§ **TASK TO CARRY OUT**: Go through the records below line by line, counting those that contain the word "title"; answer with the count only.

§ **RECORDS PROVIDED**:
------------------------------------------------------------------------

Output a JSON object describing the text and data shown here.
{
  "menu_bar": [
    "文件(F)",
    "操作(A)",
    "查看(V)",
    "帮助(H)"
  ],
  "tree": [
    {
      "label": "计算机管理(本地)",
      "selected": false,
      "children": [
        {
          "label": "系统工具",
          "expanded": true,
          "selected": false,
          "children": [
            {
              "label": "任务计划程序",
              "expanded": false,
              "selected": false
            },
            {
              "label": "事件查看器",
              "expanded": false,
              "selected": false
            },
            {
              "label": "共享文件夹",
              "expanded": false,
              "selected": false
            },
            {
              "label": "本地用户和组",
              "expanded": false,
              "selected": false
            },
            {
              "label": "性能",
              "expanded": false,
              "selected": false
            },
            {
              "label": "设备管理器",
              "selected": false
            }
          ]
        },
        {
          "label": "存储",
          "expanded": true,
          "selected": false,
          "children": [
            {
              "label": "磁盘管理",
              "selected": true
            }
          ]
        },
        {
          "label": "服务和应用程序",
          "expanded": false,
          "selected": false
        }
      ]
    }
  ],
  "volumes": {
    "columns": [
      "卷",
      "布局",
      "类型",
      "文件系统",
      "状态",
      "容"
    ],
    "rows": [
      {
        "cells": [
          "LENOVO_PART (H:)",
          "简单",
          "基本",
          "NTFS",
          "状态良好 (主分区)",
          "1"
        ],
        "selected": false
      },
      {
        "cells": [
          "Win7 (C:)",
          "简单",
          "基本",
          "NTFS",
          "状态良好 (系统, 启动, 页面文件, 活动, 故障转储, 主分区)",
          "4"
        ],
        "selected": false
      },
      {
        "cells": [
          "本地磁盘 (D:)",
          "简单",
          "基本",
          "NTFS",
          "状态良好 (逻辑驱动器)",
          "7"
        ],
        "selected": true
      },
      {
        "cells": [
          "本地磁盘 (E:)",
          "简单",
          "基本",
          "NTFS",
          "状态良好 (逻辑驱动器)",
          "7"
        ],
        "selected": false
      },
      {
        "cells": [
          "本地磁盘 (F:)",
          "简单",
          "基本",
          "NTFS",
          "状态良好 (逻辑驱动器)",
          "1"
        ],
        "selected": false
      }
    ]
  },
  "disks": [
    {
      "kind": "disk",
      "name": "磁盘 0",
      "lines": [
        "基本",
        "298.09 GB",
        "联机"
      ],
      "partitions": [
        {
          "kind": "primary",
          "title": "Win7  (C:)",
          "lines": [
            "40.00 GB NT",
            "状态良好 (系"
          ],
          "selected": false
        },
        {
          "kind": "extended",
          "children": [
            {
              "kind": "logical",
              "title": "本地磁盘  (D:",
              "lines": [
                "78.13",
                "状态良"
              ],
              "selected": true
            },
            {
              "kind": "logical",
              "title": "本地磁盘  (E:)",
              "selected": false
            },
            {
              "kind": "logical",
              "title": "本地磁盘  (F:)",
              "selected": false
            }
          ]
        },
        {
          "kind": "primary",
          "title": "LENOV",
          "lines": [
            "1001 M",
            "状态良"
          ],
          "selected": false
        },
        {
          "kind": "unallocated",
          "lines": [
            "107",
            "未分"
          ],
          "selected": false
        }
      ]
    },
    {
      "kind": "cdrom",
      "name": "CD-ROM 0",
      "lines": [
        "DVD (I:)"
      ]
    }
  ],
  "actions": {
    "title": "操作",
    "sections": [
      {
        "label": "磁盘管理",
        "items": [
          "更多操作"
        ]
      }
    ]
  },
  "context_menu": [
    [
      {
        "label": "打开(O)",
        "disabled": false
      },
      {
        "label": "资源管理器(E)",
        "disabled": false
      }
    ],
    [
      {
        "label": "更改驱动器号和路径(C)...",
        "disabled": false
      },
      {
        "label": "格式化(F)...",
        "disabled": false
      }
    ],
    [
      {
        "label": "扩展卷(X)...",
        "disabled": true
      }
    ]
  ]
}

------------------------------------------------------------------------

§ **EXERCISE ANSWER**: 6